Vatanparast, H., Calvo, M. S., Green, T. J., & Whiting, S. J. (2010). Despite mandatory fortification of staple foods, vitamin D intakes of Canadian children and adults are inadequate. The Journal of Steroid Biochemistry and Molecular Biology, 121(1-2), pp. 301-3. doi:10.1016/j.jsbmb.2010.03.079.
Vatanparast H, et al. Despite Mandatory Fortification of Staple Foods, Vitamin D Intakes of Canadian Children and Adults Are Inadequate.

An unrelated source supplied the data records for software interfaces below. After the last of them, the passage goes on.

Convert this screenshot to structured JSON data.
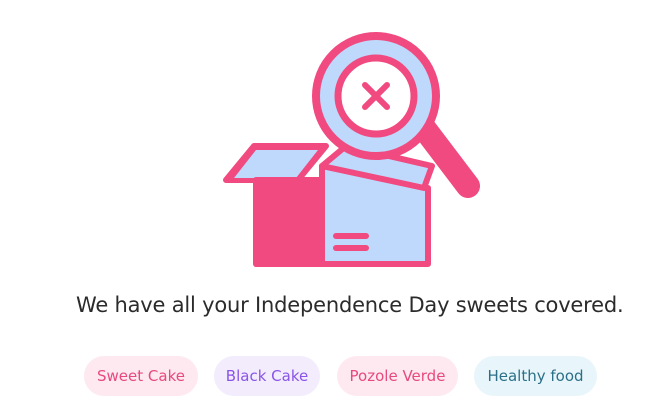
{
  "empty_state": {
    "illustration_icon": "empty-box-with-magnifier-x-icon",
    "headline": "We have all your Independence Day sweets covered."
  },
  "tags": [
    {
      "label": "Sweet Cake"
    },
    {
      "label": "Black Cake"
    },
    {
      "label": "Pozole Verde"
    },
    {
      "label": "Healthy food"
    }
  ],
  "colors": {
    "pink": "#f04a80",
    "light_blue": "#bed9fb",
    "tag_pink_bg": "#fde9ef",
    "tag_pink_text": "#e8497e",
    "tag_purple_bg": "#f2ecfd",
    "tag_purple_text": "#8a55e8",
    "tag_blue_bg": "#e8f6fb",
    "tag_blue_text": "#2b6f88"
  }
}
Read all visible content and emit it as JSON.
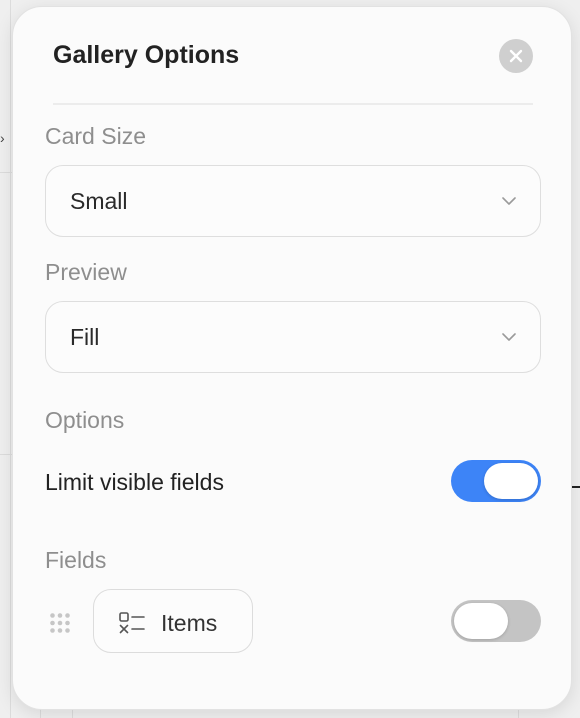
{
  "panel": {
    "title": "Gallery Options"
  },
  "card_size": {
    "label": "Card Size",
    "selected": "Small"
  },
  "preview": {
    "label": "Preview",
    "selected": "Fill"
  },
  "options": {
    "label": "Options",
    "limit_visible_fields": {
      "label": "Limit visible fields",
      "enabled": true
    }
  },
  "fields": {
    "label": "Fields",
    "items": [
      {
        "label": "Items",
        "icon": "checklist-icon",
        "visible": false
      }
    ]
  },
  "colors": {
    "toggle_on": "#3d84f7",
    "toggle_off": "#c4c4c4"
  },
  "icons": {
    "close": "close-icon",
    "select": "chevron-down-icon",
    "drag": "drag-handle-icon"
  }
}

J Steroid Biochem Mol Biol. 2010;121(1-2):301-3. PubMed PMID: 20399268.
* Article titles in AMA citation format should be in sentence-case

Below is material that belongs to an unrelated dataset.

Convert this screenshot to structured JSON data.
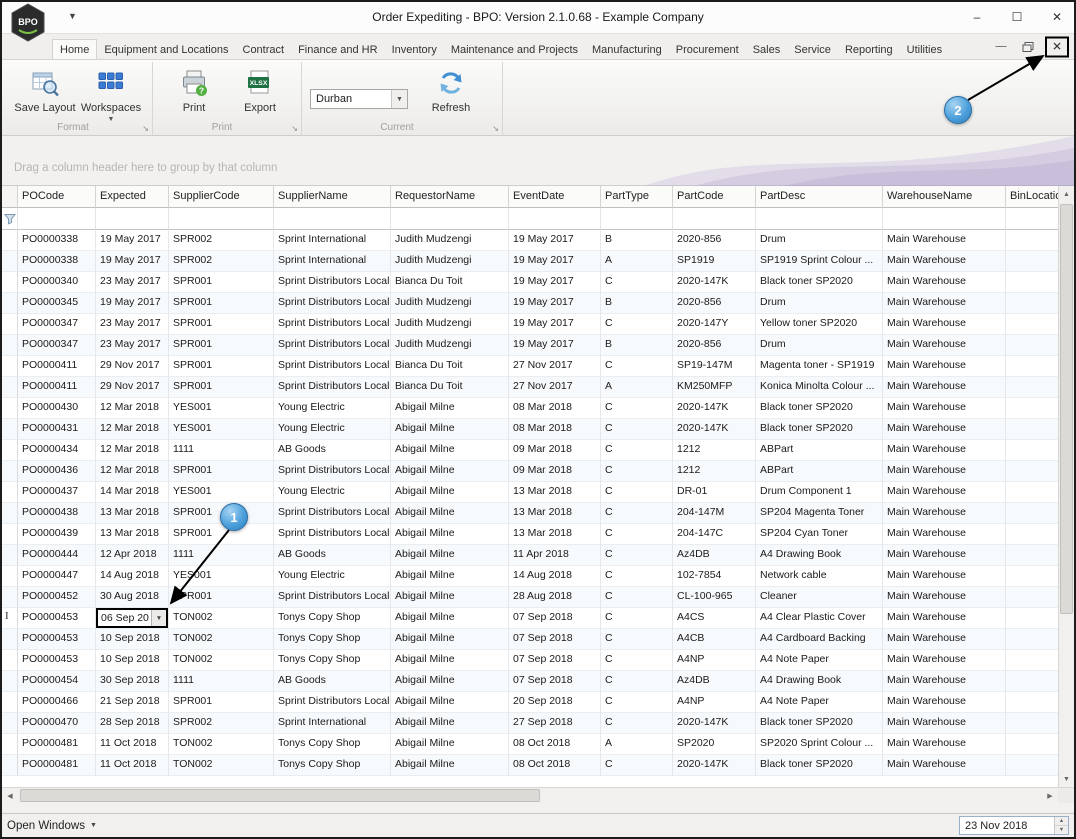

TY - JOUR T1 - Despite mandatory fortification of staple foods, vitamin D intakes of Canadian children and adults are inadequate. AU - Vatanparast,Hassanali, AU - Calvo,Mona S, AU - Green,Timothy J, AU - Whiting,Susan J, Y1 - 2010/04/21/ PY - 2009/10/29/received PY - 2010/03/12/revised PY - 2010/03/26/accepted PY - 2010/4/20/entrez PY - 2010/4/20/pubmed PY - 2010/9/21/medline SP - 301 EP - 3 JF - The Journal of steroid biochemistry and molecular biology JO - J. Steroid Biochem. Mol. Biol. VL - 121 IS - 1-2 N2 - Vitamin D is largely obtained through sun-induced skin synthesis and less from dietary sources, but during Canadian winters, skin synthesis is non-existent. The objective of this study was to estimate vitamin D intakes in Canadians from food sources. Data used in this study included food intakes of Canadians reported in the 2004 Canadian Community Health Survey Cycle 2.2 (CCHS 2.2), a nationally representative sample of 34,789 persons over the age of 1 year. The mean+/-SD dietary intake of vitamin D from food of Canadians was 5.8+/-0.1 microg/day, with males 9-18 years having the highest mean intakes (7.5+/-0.2 microg/day) and females 51-70 years having the lowest intakes (5.2+/-0.3 microg/day). Males in all age groups had higher intakes than females and White Canadians had higher vitamin D intakes than Non-Whites in most age sex groups. Milk products contributed 49% of dietary vitamin D followed by meat and meat-alternatives (31.1%). The majority of Canadians consume less than current recommended intake of vitamin D from food. Consideration should be given to strategies to improve vitamin D intake of Canadians by increasing both the amount of vitamin D added to foods and range of foods eligible for fortification. SN - 1879-1220 UR - https://www.unboundmedicine.com/medline/citation/20399268/Despite_mandatory_fortification_of_staple_foods_vitamin_D_intakes_of_Canadian_children_and_adults_are_inadequate_ L2 - https://linkinghub.elsevier.com/retrieve/pii/S0960-0760(10)00178-0 DB - PRIME DP - Unbound Medicine ER -